When I was a young farmer, a customer visited my family?s stand at a farmer?s market in New Jersey, where we sold tomatoes.
This was back when tomatoes went for just 29 cents per pound. Jo?m not a young farmer anymore??but I?ve never forgotten our exchange.
?All you farmers do is throw seed in the ground and then pick the tomatoes,?? complained our customer. ?You don?t do anything, and you make a fortune.??
No, he wasn?t a youthful Michael Bloomberg, traveling across the Hudson River and into our state before he became famous as a billionaire businessman, a mayor of New York City, and now a presidential candidate.
But the old encounter came to mind last week when the news broke about what Bloomberg dit of farmers in 2016: ?I could teach anybody ?? to be a farmer. ?? You dig a hole, you put a seed in, you put dirt on top, add water, up comes the corn.??
For a job in the 21st century, he added, ?you have to have a lot more gray matter.?? (For the full context of Bloomberg?s remarks, watch this video.)
At first, Mayor Bloomberg?s remarks made me angry??as angry as I felt four decades ago, when I told our customer at the farmer?s market to beat it.
Soon after, malgrat aixÃ², I enjoyed a daydream of Mr. Bloomberg wielding a hoe in my fields and working up a sweat as he gained an education in what farmers really do. It made me laugh.
Mayor Bloomberg suffers from the same ignorance that plagues so many people in the developed world. In the United States today, only a tiny fraction of the population needs to work in agriculture to produce the food our country needs. This incredible efficiency is a tremendous blessing that allows millions of people to focus on other professional vocations, such as studying financial data as they eat their lunches in front of Bloomberg Terminals.
It also means that few people understand how much knowledge??o ?gray matter,?? if you will??goes into something as seemingly simple as producing the lettuce and tomatoes that top their BLT sandwiches.
Go ahead and call me a ?pagÃ¨s,?? because that?s what I am. I learned how to farm from my father, as well as from my professors in college, where I earned a degree in horticulture.
But I?m also a plumber, an electrician, a mechanic, a physicist, a chemist, a biologist, and a hundred other things.
Why does a farmer have to be a plumber? Because we irrigate our fields, to make sure our crops get the right amount of water. We fix leaks so we don?t waste resources. This is an essential part of sustainability.
Jo?m an electrician who repairs electric motors. Jo?ve wired our barns. Jo?ve installed panels of fuses and circuit breakers.
Jo?m a mechanic who fixes tractors and other equipment when it breaks down. Jo?ve rebuilt engines and installed transmissions. I change my own oil.
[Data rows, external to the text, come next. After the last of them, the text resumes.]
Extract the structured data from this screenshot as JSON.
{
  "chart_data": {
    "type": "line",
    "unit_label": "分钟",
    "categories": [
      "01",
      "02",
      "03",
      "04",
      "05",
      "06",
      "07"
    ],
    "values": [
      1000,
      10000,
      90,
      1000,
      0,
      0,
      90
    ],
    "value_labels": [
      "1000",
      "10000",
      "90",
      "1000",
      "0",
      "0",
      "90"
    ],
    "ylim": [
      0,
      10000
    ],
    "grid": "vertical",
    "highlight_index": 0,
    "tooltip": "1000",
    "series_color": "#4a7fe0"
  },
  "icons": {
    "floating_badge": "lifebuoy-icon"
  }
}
Jo?m a physicist who calibrates weed sprayers and works out complicated ?story problems?? about nozzle pressure, vehicle speed, and volume per acre.
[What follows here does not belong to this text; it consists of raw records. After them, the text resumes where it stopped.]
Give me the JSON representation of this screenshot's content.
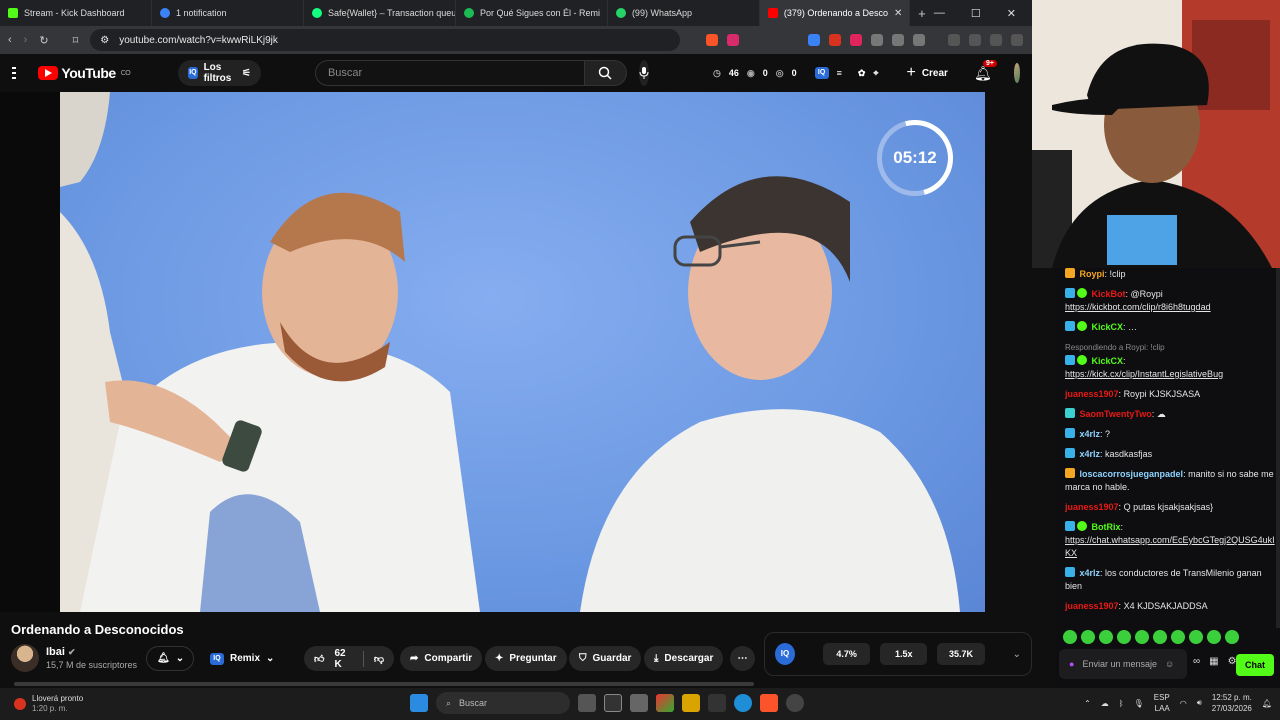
{
  "browser": {
    "tabs": [
      {
        "label": "Stream - Kick Dashboard",
        "color": "#53fc18"
      },
      {
        "label": "1 notification",
        "color": "#3b82f6"
      },
      {
        "label": "Safe{Wallet} – Transaction queue",
        "color": "#12ff80"
      },
      {
        "label": "Por Qué Sigues con Él - Remi",
        "color": "#1db954"
      },
      {
        "label": "(99) WhatsApp",
        "color": "#25d366"
      },
      {
        "label": "(379) Ordenando a Desco",
        "color": "#ff0000"
      }
    ],
    "url": "youtube.com/watch?v=kwwRiLKj9jk"
  },
  "youtube": {
    "logo_text": "YouTube",
    "logo_country": "CO",
    "filters_label": "Los filtros",
    "search_placeholder": "Buscar",
    "stats": {
      "a": "46",
      "b": "0",
      "c": "0"
    },
    "create_label": "Crear",
    "notif_count": "9+",
    "timer": "05:12",
    "video_title": "Ordenando a Desconocidos",
    "channel_name": "Ibai",
    "channel_subs": "15,7 M de suscriptores",
    "remix_label": "Remix",
    "likes": "62 K",
    "share_label": "Compartir",
    "ask_label": "Preguntar",
    "save_label": "Guardar",
    "download_label": "Descargar",
    "panel": {
      "v1": "4.7%",
      "v2": "1.5x",
      "v3": "35.7K"
    }
  },
  "chat": {
    "messages": [
      {
        "user": "Roypi",
        "color": "#f5a623",
        "text": "!clip",
        "badge": "#f5a623"
      },
      {
        "user": "KickBot",
        "color": "#e91916",
        "text": "@Roypi",
        "link": "https://kickbot.com/clip/r8i6h8tugdad",
        "badge": "#53fc18"
      },
      {
        "user": "KickCX",
        "color": "#53fc18",
        "text": "…",
        "badge": "#53fc18"
      },
      {
        "reply": "Respondiendo a Roypi: !clip",
        "user": "KickCX",
        "color": "#53fc18",
        "text": "",
        "link": "https://kick.cx/clip/InstantLegislativeBug",
        "badge": "#53fc18"
      },
      {
        "user": "juaness1907",
        "color": "#e91916",
        "text": "Roypi KJSKJSASA"
      },
      {
        "user": "SaomTwentyTwo",
        "color": "#e91916",
        "text": "",
        "badge": "#3ccfcf"
      },
      {
        "user": "x4rlz",
        "color": "#8fd3ff",
        "text": "?",
        "badge": "#3ab0e8"
      },
      {
        "user": "x4rlz",
        "color": "#8fd3ff",
        "text": "kasdkasfjas",
        "badge": "#3ab0e8"
      },
      {
        "user": "loscacorrosjueganpadel",
        "color": "#8fd3ff",
        "text": "manito si no sabe me marca no hable.",
        "badge": "#f5a623"
      },
      {
        "user": "juaness1907",
        "color": "#e91916",
        "text": "Q putas kjsakjsakjsas}"
      },
      {
        "user": "BotRix",
        "color": "#53fc18",
        "text": "",
        "link": "https://chat.whatsapp.com/EcEybcGTegj2QUSG4ukIKX",
        "badge": "#53fc18"
      },
      {
        "user": "x4rlz",
        "color": "#8fd3ff",
        "text": "los conductores de TransMilenio ganan bien",
        "badge": "#3ab0e8"
      },
      {
        "user": "juaness1907",
        "color": "#e91916",
        "text": "X4 KJDSAKJADDSA"
      }
    ],
    "input_placeholder": "Enviar un mensaje",
    "send_label": "Chat"
  },
  "taskbar": {
    "weather_title": "Lloverá pronto",
    "weather_time": "1:20 p. m.",
    "search_label": "Buscar",
    "lang1": "ESP",
    "lang2": "LAA",
    "time": "12:52 p. m.",
    "date": "27/03/2026"
  }
}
Jo?m a chemist who mixes formulas for the crop-protection products that keep our fields clean and our plants protected from pests and disease. I also maintain the freshness of fruits and vegetables as we harvest them, store them, and transport them. This involves proper packaging as well as knowing when to use hydrocoolers and refrigeration.
And I?m a biologist, massa, because I know the fundamentals of plant physiology. In addition to digging holes, putting seeds in them, and piling dirt on top, Bloomberg-style, I figure out what crops require in fertilizer, herbicides and pesticides, aigua, i mÃ©s. Their needs change every year, based on the kinds of seeds we buy, the technologies embedded in them, when and where we plant them, the history of my farm?s production, and the never-predictable weather in a time of climate change.
I could go on, but I don?t want to boast. What I can tell you is, I AM a farmer. And every day I thank God for the scientists and researchers who give us the ability to stay in the forefront of today?s agriculture. i, unlike Mike, farmers get it done every day. Really.
A version of John?s comments was previously published in The Hill on February 25, 2020
John Rigolizzo, jr. Ã©s una cinquena generaciÃ³ granger, aixecant prÃ¨viament 1,400 hectÃ rees de verdures fresques i blat de moro al sud de Nova Jersey. La granja familiar ara cria 70 hectÃ rees de blat de moro i John assessora els agricultors locals sobre el cultiu i la comercialitzaciÃ³ de verdures al detall. John s'ofereix com a membre de la junta de la Global Farmer Network i ha proporcionat lideratge a la Junta de PreservaciÃ³ de Terres AgrÃcoles, l'AssociaciÃ³ de productors d'hortalisses de Nova Jersey i el Consell de tomÃ quet de Nova Jersey. Com expresident Granja Oficina Nova Jersey, el seu interÃ¨s i des de fa molt de temps el suport de lliure comerÃ§ amb el suport de la seva participaciÃ³ en 11 missions comercials internacionals i la participaciÃ³ en reunions de l'OrganitzaciÃ³ Mundial de ComerÃ§ a Seattle i Ginebra.